* Task to carry out
Looking through the entries, count each line where the string "广发银行" occurs, and write only the total.
<<<<
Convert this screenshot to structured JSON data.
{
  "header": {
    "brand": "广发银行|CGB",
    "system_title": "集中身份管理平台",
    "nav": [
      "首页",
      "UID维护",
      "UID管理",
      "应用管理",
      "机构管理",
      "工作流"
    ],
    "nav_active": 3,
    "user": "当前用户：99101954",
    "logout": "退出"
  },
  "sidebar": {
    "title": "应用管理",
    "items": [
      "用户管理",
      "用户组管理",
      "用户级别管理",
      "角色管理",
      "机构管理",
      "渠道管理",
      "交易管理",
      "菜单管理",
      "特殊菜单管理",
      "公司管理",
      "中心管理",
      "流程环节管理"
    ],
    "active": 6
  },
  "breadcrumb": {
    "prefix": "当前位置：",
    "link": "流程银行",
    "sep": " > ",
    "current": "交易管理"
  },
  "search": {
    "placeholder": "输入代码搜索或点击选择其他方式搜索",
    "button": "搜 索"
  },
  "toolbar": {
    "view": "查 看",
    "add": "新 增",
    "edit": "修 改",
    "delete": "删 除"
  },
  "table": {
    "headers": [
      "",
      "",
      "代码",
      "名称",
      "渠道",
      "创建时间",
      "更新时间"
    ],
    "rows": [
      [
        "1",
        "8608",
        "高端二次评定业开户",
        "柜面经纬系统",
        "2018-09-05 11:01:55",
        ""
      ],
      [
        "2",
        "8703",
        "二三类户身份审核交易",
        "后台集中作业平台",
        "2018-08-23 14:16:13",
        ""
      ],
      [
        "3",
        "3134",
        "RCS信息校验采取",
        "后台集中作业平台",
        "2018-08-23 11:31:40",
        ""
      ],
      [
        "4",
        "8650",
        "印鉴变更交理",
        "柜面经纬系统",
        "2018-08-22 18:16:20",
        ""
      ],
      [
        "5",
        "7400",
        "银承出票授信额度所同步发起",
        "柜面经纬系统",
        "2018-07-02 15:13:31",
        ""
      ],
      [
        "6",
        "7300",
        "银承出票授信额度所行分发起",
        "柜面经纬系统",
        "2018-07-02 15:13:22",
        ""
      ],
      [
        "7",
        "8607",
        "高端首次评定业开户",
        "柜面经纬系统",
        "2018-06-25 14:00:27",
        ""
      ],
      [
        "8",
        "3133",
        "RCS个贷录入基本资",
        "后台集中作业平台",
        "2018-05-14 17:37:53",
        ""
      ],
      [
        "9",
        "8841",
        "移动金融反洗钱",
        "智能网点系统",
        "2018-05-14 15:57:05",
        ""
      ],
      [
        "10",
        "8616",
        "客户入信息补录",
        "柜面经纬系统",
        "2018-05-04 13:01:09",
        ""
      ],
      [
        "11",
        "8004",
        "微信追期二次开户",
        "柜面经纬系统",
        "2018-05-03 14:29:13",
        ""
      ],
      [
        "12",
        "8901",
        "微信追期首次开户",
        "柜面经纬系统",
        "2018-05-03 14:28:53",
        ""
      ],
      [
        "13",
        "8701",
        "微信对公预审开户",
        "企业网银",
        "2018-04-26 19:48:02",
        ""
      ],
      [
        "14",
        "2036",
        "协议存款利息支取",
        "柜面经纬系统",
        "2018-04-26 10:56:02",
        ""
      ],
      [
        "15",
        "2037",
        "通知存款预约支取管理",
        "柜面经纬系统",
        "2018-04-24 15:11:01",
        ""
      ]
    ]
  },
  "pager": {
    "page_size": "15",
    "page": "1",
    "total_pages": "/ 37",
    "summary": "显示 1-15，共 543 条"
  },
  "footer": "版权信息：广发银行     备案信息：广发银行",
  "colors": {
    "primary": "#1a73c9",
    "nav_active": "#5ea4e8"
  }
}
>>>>
* Written solution
2